before the county, the county before the State, the State before the Union.
In New England, townships were completely and definitively constituted as early as 1650. The independence of the township was the nucleus round which the local interests, passions, rights, and duties collected and clung. It gave scope to the activity of a real political life, most thoroughly democratic and republican. The colonies still recognised the supremacy of the mother-country; monarchy was still the law of the State; but the republic was already established in every township.
The towns named their own magistrates of every kind, rated themselves, and levied their own taxes. In the parish of New England the law of representation was not adopted, but the affairs of the community were discussed, as at Athens, in the marketplace, by a general assembly of the citizens.
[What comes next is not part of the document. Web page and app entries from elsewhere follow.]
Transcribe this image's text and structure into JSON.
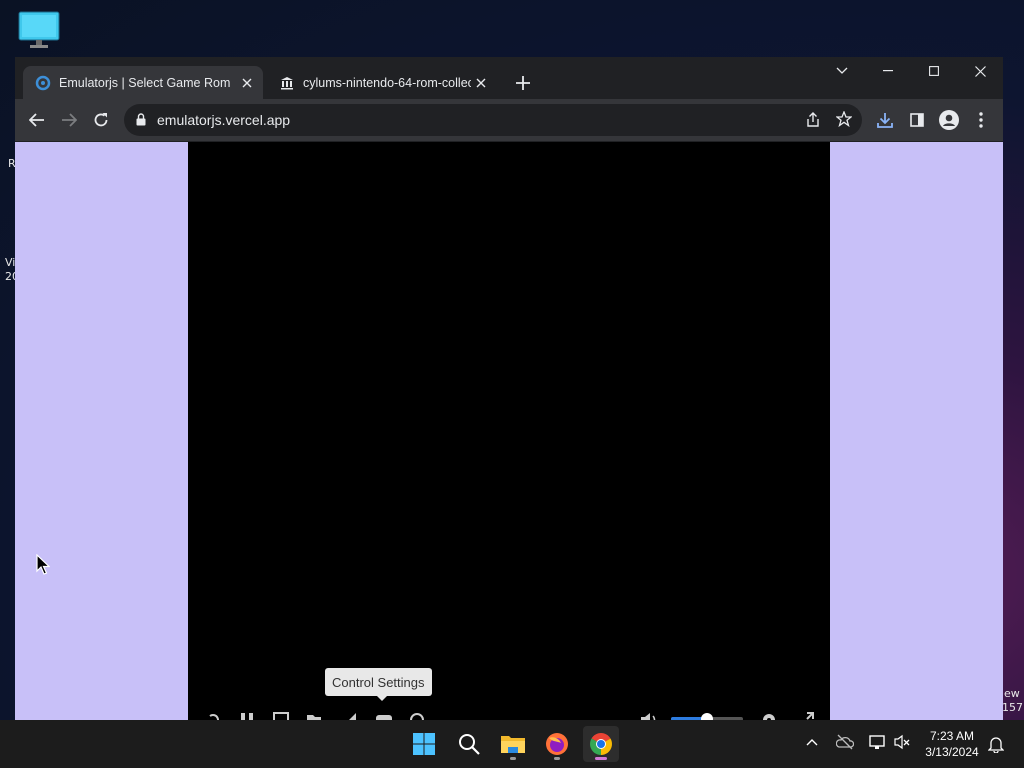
{
  "desktop": {
    "side_text_1": "R",
    "side_text_2": "Vi",
    "side_text_3": "20",
    "right_text_1": "ew",
    "right_text_2": "157"
  },
  "browser": {
    "tabs": [
      {
        "title": "Emulatorjs | Select Game Rom",
        "active": true,
        "favicon": "emulatorjs-icon"
      },
      {
        "title": "cylums-nintendo-64-rom-collect",
        "active": false,
        "favicon": "archive-icon"
      }
    ],
    "url": "emulatorjs.vercel.app",
    "accent_color": "#8ab4f8"
  },
  "page": {
    "background_color": "#c8c0f8",
    "tooltip": "Control Settings"
  },
  "taskbar": {
    "apps": [
      "windows-start-icon",
      "search-icon",
      "file-explorer-icon",
      "firefox-icon",
      "chrome-icon"
    ],
    "time": "7:23 AM",
    "date": "3/13/2024"
  }
}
In studying the laws which were promulgated at this first era of the American republics, it is impossible not to be struck by the remarkable acquaintance with the science of government, and the advanced theory of legislation which they display. The ideas there formed of the duties of society towards its members are evidently much loftier and more comprehensive than those of the European legislators at that time: obligations were there imposed which were elsewhere slighted. In the States of New England, from the first, the condition of
- Code of 1650, p. 80.